|US20080070385 *||Jan 8, 2007||Mar 20, 2008||Won Tae K||Water-barrier performance of an encapsulating film|
|US20080296560 *||Aug 5, 2005||Dec 4, 2008||Yoshiharu Hirakata||Method for Manufacturing Semiconductor Device|
|US20100104751 *||Jan 30, 2008||Apr 29, 2010||Tokyo Electron Limited||Evaporating apparatus, evaporating method and manufacturing method of evaporating apparatus|
|US20130133752 *||Jan 2, 2013||May 30, 2013||Mapper Lithography Ip B.V.||Method and System for Realizing a Vacuum in a Vacuum Chamber|

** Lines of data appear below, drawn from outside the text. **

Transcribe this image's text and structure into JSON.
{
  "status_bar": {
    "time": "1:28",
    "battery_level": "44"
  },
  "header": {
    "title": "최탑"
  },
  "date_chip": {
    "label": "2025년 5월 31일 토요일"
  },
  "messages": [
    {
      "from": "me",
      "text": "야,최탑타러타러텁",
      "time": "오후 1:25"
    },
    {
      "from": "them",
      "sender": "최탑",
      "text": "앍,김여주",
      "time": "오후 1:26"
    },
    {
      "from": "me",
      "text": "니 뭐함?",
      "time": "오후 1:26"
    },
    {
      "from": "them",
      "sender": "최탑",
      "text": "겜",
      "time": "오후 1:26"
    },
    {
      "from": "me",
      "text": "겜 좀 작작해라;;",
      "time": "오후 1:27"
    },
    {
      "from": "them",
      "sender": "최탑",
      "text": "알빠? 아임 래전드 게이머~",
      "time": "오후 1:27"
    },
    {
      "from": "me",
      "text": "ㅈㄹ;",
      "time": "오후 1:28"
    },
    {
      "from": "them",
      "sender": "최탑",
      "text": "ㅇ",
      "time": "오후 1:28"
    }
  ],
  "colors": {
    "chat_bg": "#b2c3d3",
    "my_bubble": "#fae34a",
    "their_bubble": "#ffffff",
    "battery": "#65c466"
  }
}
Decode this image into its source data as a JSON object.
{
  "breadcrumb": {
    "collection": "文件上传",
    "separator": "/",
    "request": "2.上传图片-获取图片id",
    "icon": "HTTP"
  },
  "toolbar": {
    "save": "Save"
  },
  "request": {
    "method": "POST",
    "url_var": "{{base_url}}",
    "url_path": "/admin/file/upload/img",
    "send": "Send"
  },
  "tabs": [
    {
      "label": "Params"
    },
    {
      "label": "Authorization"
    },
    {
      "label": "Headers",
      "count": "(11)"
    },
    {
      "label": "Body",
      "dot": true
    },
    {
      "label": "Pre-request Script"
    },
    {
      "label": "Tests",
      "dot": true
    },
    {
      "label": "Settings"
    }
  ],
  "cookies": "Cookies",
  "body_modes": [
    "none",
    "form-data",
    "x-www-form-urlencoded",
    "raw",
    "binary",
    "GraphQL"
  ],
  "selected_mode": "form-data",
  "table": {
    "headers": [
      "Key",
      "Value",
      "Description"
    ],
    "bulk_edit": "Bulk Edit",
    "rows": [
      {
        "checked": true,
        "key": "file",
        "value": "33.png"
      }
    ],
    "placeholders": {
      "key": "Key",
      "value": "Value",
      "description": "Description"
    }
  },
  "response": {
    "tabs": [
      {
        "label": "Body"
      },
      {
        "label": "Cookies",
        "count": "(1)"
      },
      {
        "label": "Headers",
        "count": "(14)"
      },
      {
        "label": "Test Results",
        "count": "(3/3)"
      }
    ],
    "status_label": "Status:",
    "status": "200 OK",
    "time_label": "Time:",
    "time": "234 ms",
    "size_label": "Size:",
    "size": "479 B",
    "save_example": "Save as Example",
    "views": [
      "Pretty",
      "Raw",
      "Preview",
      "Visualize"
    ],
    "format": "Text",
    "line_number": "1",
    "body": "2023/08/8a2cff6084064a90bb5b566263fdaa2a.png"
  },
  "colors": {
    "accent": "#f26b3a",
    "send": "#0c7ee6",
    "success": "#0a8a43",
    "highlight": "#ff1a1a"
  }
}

|US20150114296 *||Apr 5, 2013||Apr 30, 2015||The Trustees Of Princeton University||Low pressure vapor phase deposition of organic thin films|
|CN101512728B||Aug 2, 2006||Oct 31, 2012||应用材料公司||Method to improve transmittance of an encapsulating film|
|WO2007040798A2 *||Aug 2, 2006||Apr 12, 2007||Applied Materials, Inc.||Method to improve transmittance of an encapsulating film|
|WO2007040798A3 *||Aug 2, 2006||May 7, 2009||Applied Materials Inc||Method to improve transmittance of an encapsulating film|
|U.S. Classification||427/64, 117/927, 427/255.6, 427/255.23, 117/925, 427/66|
|International Classification||H01L51/50, C23C16/00, H05B33/10, C23C16/30, H01L51/30, H01L51/40, H01L51/00|
|Cooperative Classification||C23C14/12, H01L51/0081, C23C14/50, C23C14/54, H01L51/0059, H01L51/0002, C23C16/45561, H01L51/56, H01L51/001, C23C14/568, C23C16/30|
|European Classification||C23C14/12, C23C14/56F, C23C16/455J, H01L51/00A2, C23C16/30|
|Jan 20, 2004||CC||Certificate of correction|
|Nov 6, 2006||FPAY||Fee payment|
Year of fee payment: 4
|Nov 8, 2010||FPAY||Fee payment|
Year of fee payment: 8
|Oct 8, 2014||FPAY||Fee payment|
Year of fee payment: 12